The new referral mechanism harms the clarity and predictability of merger control by allowing authorities to act against regular business conduct that is not prohibited and not subject to initial review. The new direction goes so far that the new tools can even be used retroactively against completed and overseas concentrations. The undertakings may even face penalties for transactions they were not obliged to notify before.
The Ordoliberal School has influenced the order of the European competition rules up to now. Even if the EU had problems down the road, the core of the early regulation developed into a very comprehensive set of rules with an order, including a predictable threshold system that is bound by European legislation. These thresholds created a safe space for concentrations that did not meet them and provided a warning sign for the ones above. The recent change and the Illumina/Grail case raise concerns for undertakings in innovative sectors when they intend to concentrate. Removed predictability is causing disruption and obstruction of business conduct.
In summary, digitalisation and its unpredictable future drove the change in merger control. Nonetheless, the panic shall not cause the sacrifice of the predictable rule-based nature of the merger control. In the end, if the authorities are competent to review a concentration, they should be able to provide quantitative or qualitative thresholds to determine the faith of the case. If not, their hypothetical concerns may remove the liberal order from the market. This practice may cause an obstacle to the natural development of markets and shape them according to the design of the Commission and member states. A case-by-case analysis that also differs from the tendencies of different agencies within the EU does not fit the constitutional order that ordoliberal thinking aims for.

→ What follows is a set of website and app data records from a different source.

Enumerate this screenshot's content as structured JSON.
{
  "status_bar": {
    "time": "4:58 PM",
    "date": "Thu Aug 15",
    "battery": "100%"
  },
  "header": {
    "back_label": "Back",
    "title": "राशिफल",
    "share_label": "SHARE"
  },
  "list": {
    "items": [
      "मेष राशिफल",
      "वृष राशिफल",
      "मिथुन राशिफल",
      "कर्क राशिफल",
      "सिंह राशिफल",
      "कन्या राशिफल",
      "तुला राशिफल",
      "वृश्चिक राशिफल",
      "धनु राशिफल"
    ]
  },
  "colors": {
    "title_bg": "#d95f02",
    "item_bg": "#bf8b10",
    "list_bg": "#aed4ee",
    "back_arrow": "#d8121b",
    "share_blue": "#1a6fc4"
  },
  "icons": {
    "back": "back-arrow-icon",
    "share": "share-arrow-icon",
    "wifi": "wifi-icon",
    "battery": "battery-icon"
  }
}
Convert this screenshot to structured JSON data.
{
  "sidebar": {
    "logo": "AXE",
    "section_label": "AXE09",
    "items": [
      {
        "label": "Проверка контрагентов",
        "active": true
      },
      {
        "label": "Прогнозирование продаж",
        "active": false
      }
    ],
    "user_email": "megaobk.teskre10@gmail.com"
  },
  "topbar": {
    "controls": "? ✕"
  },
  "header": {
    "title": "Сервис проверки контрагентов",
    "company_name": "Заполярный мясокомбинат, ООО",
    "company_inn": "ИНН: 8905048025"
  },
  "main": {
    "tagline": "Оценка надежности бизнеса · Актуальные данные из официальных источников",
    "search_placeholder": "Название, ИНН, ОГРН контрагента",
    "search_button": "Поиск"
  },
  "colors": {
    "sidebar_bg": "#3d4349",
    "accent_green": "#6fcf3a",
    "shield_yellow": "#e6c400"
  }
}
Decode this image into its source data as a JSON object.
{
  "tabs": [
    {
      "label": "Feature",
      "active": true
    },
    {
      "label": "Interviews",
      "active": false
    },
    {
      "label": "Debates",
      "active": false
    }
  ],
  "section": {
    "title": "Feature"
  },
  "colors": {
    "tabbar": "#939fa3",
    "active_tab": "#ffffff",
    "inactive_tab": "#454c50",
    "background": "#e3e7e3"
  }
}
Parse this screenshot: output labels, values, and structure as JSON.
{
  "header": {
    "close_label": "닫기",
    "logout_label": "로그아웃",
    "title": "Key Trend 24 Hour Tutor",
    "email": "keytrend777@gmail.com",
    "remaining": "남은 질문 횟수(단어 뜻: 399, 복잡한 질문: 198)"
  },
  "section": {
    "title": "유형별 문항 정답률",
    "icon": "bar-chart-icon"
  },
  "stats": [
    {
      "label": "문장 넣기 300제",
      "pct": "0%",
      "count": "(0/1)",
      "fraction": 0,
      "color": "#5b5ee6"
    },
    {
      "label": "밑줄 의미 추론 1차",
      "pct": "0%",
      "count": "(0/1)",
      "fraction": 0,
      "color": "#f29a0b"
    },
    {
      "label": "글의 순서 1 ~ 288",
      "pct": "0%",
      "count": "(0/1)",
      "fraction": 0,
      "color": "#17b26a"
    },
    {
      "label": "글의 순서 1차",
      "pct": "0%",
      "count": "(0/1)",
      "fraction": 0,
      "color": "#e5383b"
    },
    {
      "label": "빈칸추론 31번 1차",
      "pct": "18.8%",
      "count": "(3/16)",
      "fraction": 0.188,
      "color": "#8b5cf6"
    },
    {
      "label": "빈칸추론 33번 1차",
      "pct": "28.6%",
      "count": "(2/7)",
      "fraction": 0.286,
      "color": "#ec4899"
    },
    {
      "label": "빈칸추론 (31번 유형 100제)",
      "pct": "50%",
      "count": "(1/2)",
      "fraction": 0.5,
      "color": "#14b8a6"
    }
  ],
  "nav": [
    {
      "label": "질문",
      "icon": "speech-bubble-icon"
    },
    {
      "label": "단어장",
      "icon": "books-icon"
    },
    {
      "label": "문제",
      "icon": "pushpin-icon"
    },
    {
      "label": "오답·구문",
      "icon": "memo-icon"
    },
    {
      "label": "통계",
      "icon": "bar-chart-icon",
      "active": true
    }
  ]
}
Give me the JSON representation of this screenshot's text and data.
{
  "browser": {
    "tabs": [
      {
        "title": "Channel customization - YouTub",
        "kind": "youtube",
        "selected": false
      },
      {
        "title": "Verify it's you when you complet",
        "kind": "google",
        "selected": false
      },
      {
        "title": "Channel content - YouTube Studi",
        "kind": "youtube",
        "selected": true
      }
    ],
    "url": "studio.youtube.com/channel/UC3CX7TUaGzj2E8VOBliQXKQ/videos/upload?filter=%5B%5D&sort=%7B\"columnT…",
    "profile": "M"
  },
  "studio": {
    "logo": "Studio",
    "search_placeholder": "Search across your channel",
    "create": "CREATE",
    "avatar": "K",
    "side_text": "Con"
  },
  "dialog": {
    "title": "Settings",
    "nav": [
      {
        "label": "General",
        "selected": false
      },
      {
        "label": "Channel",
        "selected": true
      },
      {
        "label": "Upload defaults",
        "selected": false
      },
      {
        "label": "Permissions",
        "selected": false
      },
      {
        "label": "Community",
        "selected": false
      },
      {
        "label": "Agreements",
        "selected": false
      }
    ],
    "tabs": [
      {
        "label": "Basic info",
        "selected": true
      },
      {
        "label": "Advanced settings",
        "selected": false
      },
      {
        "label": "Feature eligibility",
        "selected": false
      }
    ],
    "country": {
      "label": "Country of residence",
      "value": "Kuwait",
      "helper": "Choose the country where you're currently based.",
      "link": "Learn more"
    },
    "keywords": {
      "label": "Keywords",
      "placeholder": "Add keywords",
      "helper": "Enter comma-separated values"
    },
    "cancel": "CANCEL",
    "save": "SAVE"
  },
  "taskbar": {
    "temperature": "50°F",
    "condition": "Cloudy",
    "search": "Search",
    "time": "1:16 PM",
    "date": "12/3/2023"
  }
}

|Citation: Esat Çınar, The New Approach to Article 22 Referrals through an Ordoliberal Lens, Network Law Review, Fall 2022.|